### [Problem description]
Make an exact copy of the entries below, with all images left out.

### [Records shown]
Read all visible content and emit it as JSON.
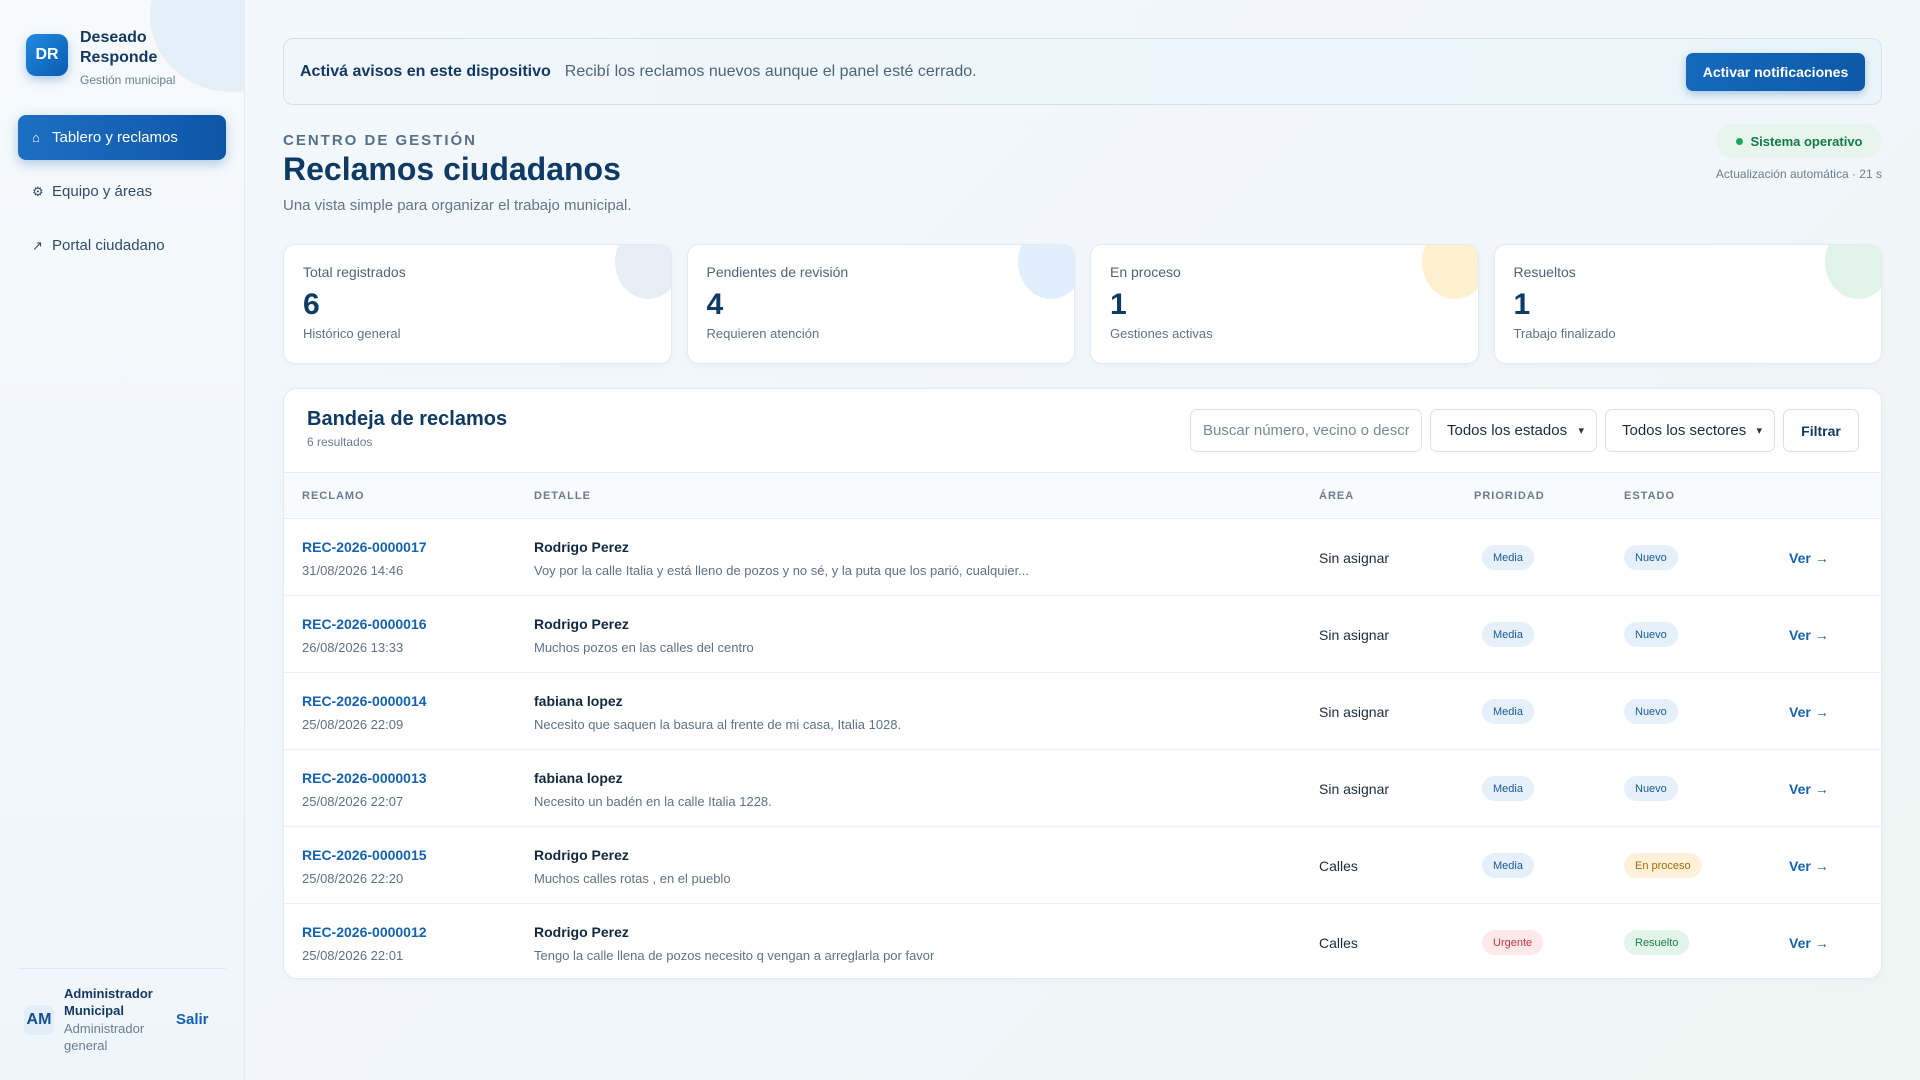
{
  "brand": {
    "logo": "DR",
    "name": "Deseado Responde",
    "subtitle": "Gestión municipal"
  },
  "nav": [
    {
      "icon": "⌂",
      "label": "Tablero y reclamos",
      "active": true
    },
    {
      "icon": "⚙",
      "label": "Equipo y áreas",
      "active": false
    },
    {
      "icon": "↗",
      "label": "Portal ciudadano",
      "active": false
    }
  ],
  "user": {
    "initials": "AM",
    "name": "Administrador Municipal",
    "role": "Administrador general",
    "logout": "Salir"
  },
  "notification": {
    "title": "Activá avisos en este dispositivo",
    "text": "Recibí los reclamos nuevos aunque el panel esté cerrado.",
    "button": "Activar notificaciones"
  },
  "header": {
    "eyebrow": "CENTRO DE GESTIÓN",
    "title": "Reclamos ciudadanos",
    "subtitle": "Una vista simple para organizar el trabajo municipal.",
    "status": "Sistema operativo",
    "auto_update": "Actualización automática · 21 s"
  },
  "stats": [
    {
      "label": "Total registrados",
      "value": "6",
      "note": "Histórico general",
      "accent": "#e8eef6"
    },
    {
      "label": "Pendientes de revisión",
      "value": "4",
      "note": "Requieren atención",
      "accent": "#e1eefb"
    },
    {
      "label": "En proceso",
      "value": "1",
      "note": "Gestiones activas",
      "accent": "#fdf0cf"
    },
    {
      "label": "Resueltos",
      "value": "1",
      "note": "Trabajo finalizado",
      "accent": "#e2f4ea"
    }
  ],
  "inbox": {
    "title": "Bandeja de reclamos",
    "count": "6 resultados",
    "search_placeholder": "Buscar número, vecino o descripción",
    "state_filter": "Todos los estados",
    "sector_filter": "Todos los sectores",
    "filter_button": "Filtrar",
    "columns": {
      "id": "RECLAMO",
      "detail": "DETALLE",
      "area": "ÁREA",
      "priority": "PRIORIDAD",
      "state": "ESTADO"
    },
    "view_label": "Ver →"
  },
  "rows": [
    {
      "id": "REC-2026-0000017",
      "date": "31/08/2026 14:46",
      "name": "Rodrigo Perez",
      "desc": "Voy por la calle Italia y está lleno de pozos y no sé, y la puta que los parió, cualquier...",
      "area": "Sin asignar",
      "priority": "Media",
      "priority_class": "b-media",
      "state": "Nuevo",
      "state_class": "b-nuevo"
    },
    {
      "id": "REC-2026-0000016",
      "date": "26/08/2026 13:33",
      "name": "Rodrigo Perez",
      "desc": "Muchos pozos en las calles del centro",
      "area": "Sin asignar",
      "priority": "Media",
      "priority_class": "b-media",
      "state": "Nuevo",
      "state_class": "b-nuevo"
    },
    {
      "id": "REC-2026-0000014",
      "date": "25/08/2026 22:09",
      "name": "fabiana lopez",
      "desc": "Necesito que saquen la basura al frente de mi casa, Italia 1028.",
      "area": "Sin asignar",
      "priority": "Media",
      "priority_class": "b-media",
      "state": "Nuevo",
      "state_class": "b-nuevo"
    },
    {
      "id": "REC-2026-0000013",
      "date": "25/08/2026 22:07",
      "name": "fabiana lopez",
      "desc": "Necesito un badén en la calle Italia 1228.",
      "area": "Sin asignar",
      "priority": "Media",
      "priority_class": "b-media",
      "state": "Nuevo",
      "state_class": "b-nuevo"
    },
    {
      "id": "REC-2026-0000015",
      "date": "25/08/2026 22:20",
      "name": "Rodrigo Perez",
      "desc": "Muchos calles rotas , en el pueblo",
      "area": "Calles",
      "priority": "Media",
      "priority_class": "b-media",
      "state": "En proceso",
      "state_class": "b-proceso"
    },
    {
      "id": "REC-2026-0000012",
      "date": "25/08/2026 22:01",
      "name": "Rodrigo Perez",
      "desc": "Tengo la calle llena de pozos necesito q vengan a arreglarla por favor",
      "area": "Calles",
      "priority": "Urgente",
      "priority_class": "b-urgente",
      "state": "Resuelto",
      "state_class": "b-resuelto"
    }
  ]
}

### [Solution]
Read all visible content and emit it as JSON.
{
  "brand": {
    "logo": "DR",
    "name": "Deseado Responde",
    "subtitle": "Gestión municipal"
  },
  "nav": [
    {
      "icon": "⌂",
      "label": "Tablero y reclamos",
      "active": true
    },
    {
      "icon": "⚙",
      "label": "Equipo y áreas",
      "active": false
    },
    {
      "icon": "↗",
      "label": "Portal ciudadano",
      "active": false
    }
  ],
  "user": {
    "initials": "AM",
    "name": "Administrador Municipal",
    "role": "Administrador general",
    "logout": "Salir"
  },
  "notification": {
    "title": "Activá avisos en este dispositivo",
    "text": "Recibí los reclamos nuevos aunque el panel esté cerrado.",
    "button": "Activar notificaciones"
  },
  "header": {
    "eyebrow": "CENTRO DE GESTIÓN",
    "title": "Reclamos ciudadanos",
    "subtitle": "Una vista simple para organizar el trabajo municipal.",
    "status": "Sistema operativo",
    "auto_update": "Actualización automática · 21 s"
  },
  "stats": [
    {
      "label": "Total registrados",
      "value": "6",
      "note": "Histórico general",
      "accent": "#e8eef6"
    },
    {
      "label": "Pendientes de revisión",
      "value": "4",
      "note": "Requieren atención",
      "accent": "#e1eefb"
    },
    {
      "label": "En proceso",
      "value": "1",
      "note": "Gestiones activas",
      "accent": "#fdf0cf"
    },
    {
      "label": "Resueltos",
      "value": "1",
      "note": "Trabajo finalizado",
      "accent": "#e2f4ea"
    }
  ],
  "inbox": {
    "title": "Bandeja de reclamos",
    "count": "6 resultados",
    "search_placeholder": "Buscar número, vecino o descripción",
    "state_filter": "Todos los estados",
    "sector_filter": "Todos los sectores",
    "filter_button": "Filtrar",
    "columns": {
      "id": "RECLAMO",
      "detail": "DETALLE",
      "area": "ÁREA",
      "priority": "PRIORIDAD",
      "state": "ESTADO"
    },
    "view_label": "Ver →"
  },
  "rows": [
    {
      "id": "REC-2026-0000017",
      "date": "31/08/2026 14:46",
      "name": "Rodrigo Perez",
      "desc": "Voy por la calle Italia y está lleno de pozos y no sé, y la puta que los parió, cualquier...",
      "area": "Sin asignar",
      "priority": "Media",
      "priority_class": "b-media",
      "state": "Nuevo",
      "state_class": "b-nuevo"
    },
    {
      "id": "REC-2026-0000016",
      "date": "26/08/2026 13:33",
      "name": "Rodrigo Perez",
      "desc": "Muchos pozos en las calles del centro",
      "area": "Sin asignar",
      "priority": "Media",
      "priority_class": "b-media",
      "state": "Nuevo",
      "state_class": "b-nuevo"
    },
    {
      "id": "REC-2026-0000014",
      "date": "25/08/2026 22:09",
      "name": "fabiana lopez",
      "desc": "Necesito que saquen la basura al frente de mi casa, Italia 1028.",
      "area": "Sin asignar",
      "priority": "Media",
      "priority_class": "b-media",
      "state": "Nuevo",
      "state_class": "b-nuevo"
    },
    {
      "id": "REC-2026-0000013",
      "date": "25/08/2026 22:07",
      "name": "fabiana lopez",
      "desc": "Necesito un badén en la calle Italia 1228.",
      "area": "Sin asignar",
      "priority": "Media",
      "priority_class": "b-media",
      "state": "Nuevo",
      "state_class": "b-nuevo"
    },
    {
      "id": "REC-2026-0000015",
      "date": "25/08/2026 22:20",
      "name": "Rodrigo Perez",
      "desc": "Muchos calles rotas , en el pueblo",
      "area": "Calles",
      "priority": "Media",
      "priority_class": "b-media",
      "state": "En proceso",
      "state_class": "b-proceso"
    },
    {
      "id": "REC-2026-0000012",
      "date": "25/08/2026 22:01",
      "name": "Rodrigo Perez",
      "desc": "Tengo la calle llena de pozos necesito q vengan a arreglarla por favor",
      "area": "Calles",
      "priority": "Urgente",
      "priority_class": "b-urgente",
      "state": "Resuelto",
      "state_class": "b-resuelto"
    }
  ]
}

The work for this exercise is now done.